→ **THE PROBLEM**
Every line in the data below that holds "adults" should be found and copied.

□ □ □ □

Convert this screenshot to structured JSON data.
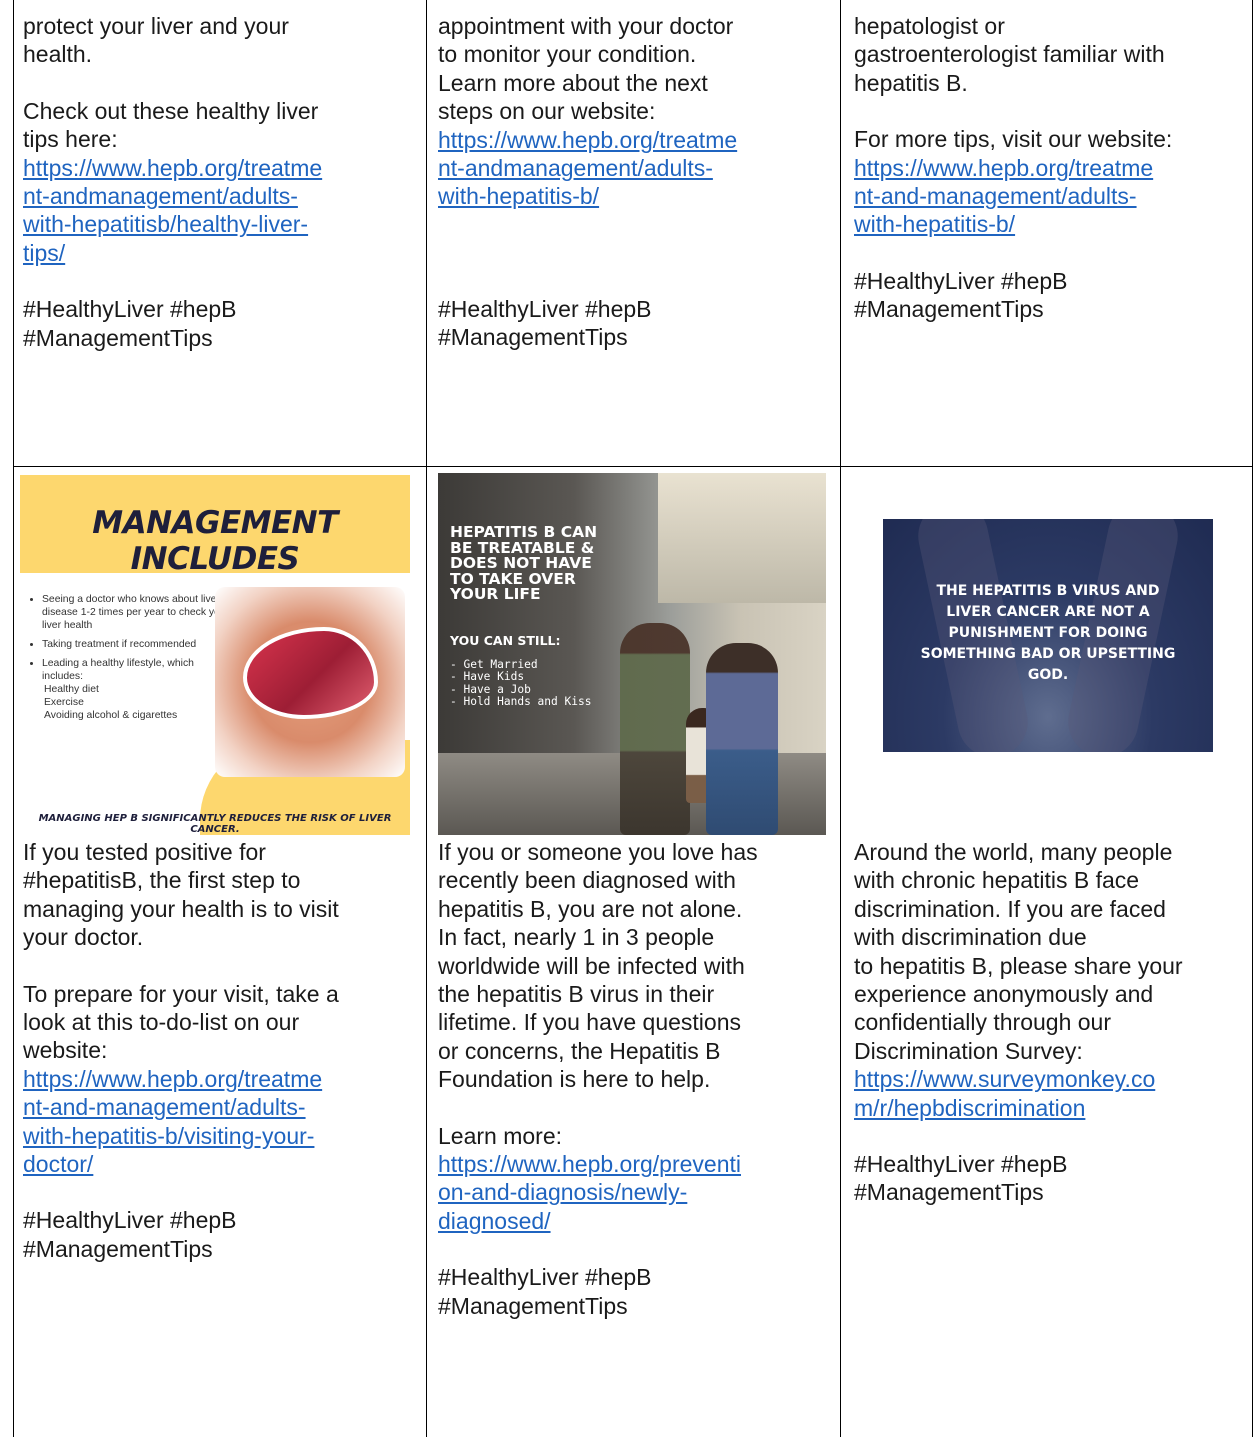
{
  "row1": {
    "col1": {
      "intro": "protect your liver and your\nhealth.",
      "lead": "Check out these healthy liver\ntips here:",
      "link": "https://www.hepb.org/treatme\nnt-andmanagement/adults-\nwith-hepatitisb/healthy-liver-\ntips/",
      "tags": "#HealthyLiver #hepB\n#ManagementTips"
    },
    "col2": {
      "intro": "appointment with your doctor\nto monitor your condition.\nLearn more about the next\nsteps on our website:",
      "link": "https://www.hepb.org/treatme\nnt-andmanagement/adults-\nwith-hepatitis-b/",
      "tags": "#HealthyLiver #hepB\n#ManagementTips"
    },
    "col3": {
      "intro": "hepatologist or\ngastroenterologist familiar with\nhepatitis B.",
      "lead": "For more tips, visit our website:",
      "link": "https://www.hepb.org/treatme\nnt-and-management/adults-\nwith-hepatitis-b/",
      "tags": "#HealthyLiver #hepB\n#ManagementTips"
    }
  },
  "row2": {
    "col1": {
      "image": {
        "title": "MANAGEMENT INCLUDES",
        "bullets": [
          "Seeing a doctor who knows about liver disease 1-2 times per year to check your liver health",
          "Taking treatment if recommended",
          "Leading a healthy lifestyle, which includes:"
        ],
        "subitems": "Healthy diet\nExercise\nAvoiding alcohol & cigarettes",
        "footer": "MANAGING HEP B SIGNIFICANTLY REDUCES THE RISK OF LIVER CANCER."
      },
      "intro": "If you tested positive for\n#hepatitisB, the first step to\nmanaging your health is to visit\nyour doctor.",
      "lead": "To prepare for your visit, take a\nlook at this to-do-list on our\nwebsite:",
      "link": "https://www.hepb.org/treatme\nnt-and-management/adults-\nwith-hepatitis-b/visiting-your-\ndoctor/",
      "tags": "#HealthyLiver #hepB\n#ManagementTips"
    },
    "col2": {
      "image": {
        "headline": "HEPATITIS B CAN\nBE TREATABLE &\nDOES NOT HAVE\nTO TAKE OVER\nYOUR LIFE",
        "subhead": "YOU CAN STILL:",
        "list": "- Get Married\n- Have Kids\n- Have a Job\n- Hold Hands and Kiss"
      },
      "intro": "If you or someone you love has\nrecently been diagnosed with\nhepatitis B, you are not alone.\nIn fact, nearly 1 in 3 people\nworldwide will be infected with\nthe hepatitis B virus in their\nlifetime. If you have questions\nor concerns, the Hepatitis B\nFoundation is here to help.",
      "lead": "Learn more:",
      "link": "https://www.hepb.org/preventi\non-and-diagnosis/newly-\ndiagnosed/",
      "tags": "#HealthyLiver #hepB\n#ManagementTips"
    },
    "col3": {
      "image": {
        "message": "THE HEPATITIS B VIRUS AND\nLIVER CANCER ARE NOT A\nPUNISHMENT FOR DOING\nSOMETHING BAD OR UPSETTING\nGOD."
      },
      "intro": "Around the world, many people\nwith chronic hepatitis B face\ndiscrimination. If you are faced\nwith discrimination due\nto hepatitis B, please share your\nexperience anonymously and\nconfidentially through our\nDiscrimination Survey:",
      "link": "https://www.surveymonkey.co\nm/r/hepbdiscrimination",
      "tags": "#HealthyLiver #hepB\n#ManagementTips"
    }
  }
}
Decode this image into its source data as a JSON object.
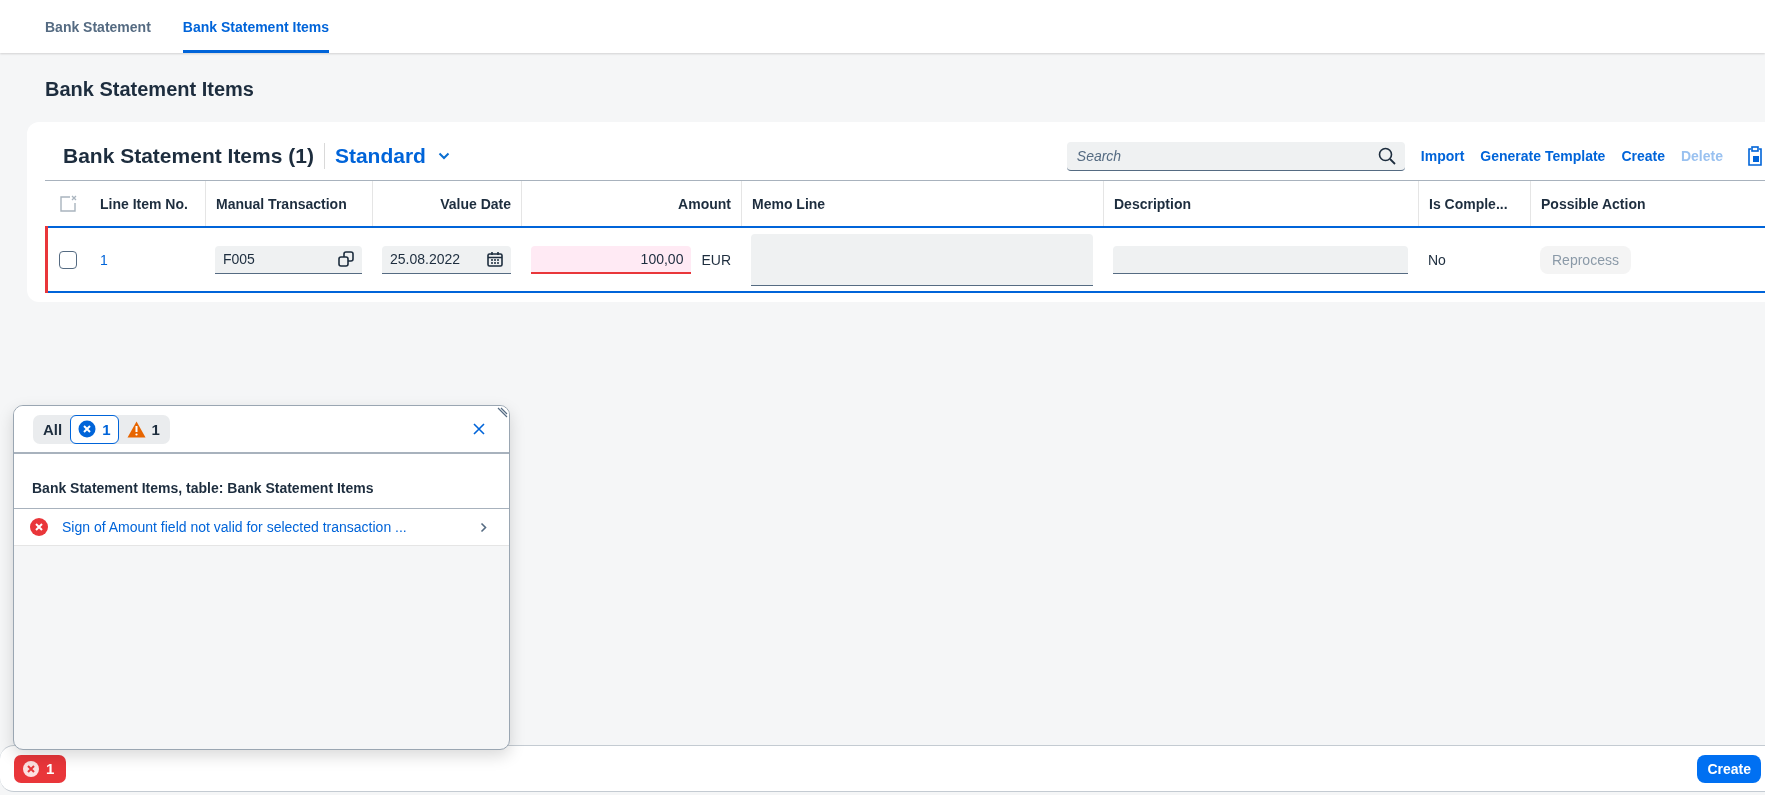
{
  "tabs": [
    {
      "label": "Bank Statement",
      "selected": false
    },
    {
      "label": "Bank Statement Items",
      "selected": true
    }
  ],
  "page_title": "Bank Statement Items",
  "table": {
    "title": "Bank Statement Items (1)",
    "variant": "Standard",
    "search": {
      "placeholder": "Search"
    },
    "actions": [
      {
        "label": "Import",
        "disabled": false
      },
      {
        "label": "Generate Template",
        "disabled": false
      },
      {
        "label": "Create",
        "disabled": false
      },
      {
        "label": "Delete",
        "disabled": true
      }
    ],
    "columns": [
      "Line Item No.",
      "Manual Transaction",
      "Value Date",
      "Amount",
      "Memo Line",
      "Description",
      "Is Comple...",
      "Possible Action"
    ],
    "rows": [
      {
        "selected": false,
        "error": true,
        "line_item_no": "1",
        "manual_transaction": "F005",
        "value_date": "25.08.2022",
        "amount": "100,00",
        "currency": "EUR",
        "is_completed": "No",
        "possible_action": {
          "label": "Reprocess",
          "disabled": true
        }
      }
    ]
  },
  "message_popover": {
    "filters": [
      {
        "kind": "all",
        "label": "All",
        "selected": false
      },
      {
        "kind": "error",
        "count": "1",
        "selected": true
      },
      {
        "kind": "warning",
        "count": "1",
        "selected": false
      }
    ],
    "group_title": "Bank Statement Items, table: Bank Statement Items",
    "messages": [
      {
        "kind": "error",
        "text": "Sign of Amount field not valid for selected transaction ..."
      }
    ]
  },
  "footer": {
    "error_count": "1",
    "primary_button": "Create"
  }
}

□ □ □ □

→ **RESPONSE**
      "link": "https://www.hepb.org/treatme\nnt-andmanagement/adults-\nwith-hepatitisb/healthy-liver-\ntips/",
      "link": "https://www.hepb.org/treatme\nnt-andmanagement/adults-\nwith-hepatitis-b/",
      "link": "https://www.hepb.org/treatme\nnt-and-management/adults-\nwith-hepatitis-b/",
      "link": "https://www.hepb.org/treatme\nnt-and-management/adults-\nwith-hepatitis-b/visiting-your-\ndoctor/",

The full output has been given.